====== Dataset

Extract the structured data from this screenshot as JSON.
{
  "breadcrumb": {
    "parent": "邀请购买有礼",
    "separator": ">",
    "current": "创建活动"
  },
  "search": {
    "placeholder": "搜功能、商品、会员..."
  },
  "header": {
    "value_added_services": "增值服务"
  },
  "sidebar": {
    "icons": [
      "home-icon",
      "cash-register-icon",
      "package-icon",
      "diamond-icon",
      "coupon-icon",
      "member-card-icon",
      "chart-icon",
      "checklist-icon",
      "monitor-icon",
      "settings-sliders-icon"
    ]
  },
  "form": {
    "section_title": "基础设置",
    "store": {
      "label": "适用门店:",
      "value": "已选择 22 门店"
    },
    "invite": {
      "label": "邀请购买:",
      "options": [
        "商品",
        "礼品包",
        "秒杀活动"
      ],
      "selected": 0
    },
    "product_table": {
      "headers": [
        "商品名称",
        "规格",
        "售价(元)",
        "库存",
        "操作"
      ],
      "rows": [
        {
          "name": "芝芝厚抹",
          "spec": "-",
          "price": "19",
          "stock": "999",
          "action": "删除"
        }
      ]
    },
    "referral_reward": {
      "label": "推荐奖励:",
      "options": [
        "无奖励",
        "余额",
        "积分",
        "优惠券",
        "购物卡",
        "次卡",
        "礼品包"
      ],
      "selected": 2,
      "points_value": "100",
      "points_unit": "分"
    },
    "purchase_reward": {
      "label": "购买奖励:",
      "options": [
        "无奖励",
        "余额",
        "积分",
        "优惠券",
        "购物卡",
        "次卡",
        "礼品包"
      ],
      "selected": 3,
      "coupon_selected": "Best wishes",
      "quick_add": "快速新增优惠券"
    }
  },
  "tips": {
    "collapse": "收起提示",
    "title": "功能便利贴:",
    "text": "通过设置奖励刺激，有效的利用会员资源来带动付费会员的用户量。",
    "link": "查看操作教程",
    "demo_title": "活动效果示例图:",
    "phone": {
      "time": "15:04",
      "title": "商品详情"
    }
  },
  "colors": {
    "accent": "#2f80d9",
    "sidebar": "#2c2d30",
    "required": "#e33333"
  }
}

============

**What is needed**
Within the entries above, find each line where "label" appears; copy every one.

**Response below**
      "label": "适用门店:",
      "label": "邀请购买:",
      "label": "推荐奖励:",
      "label": "购买奖励:",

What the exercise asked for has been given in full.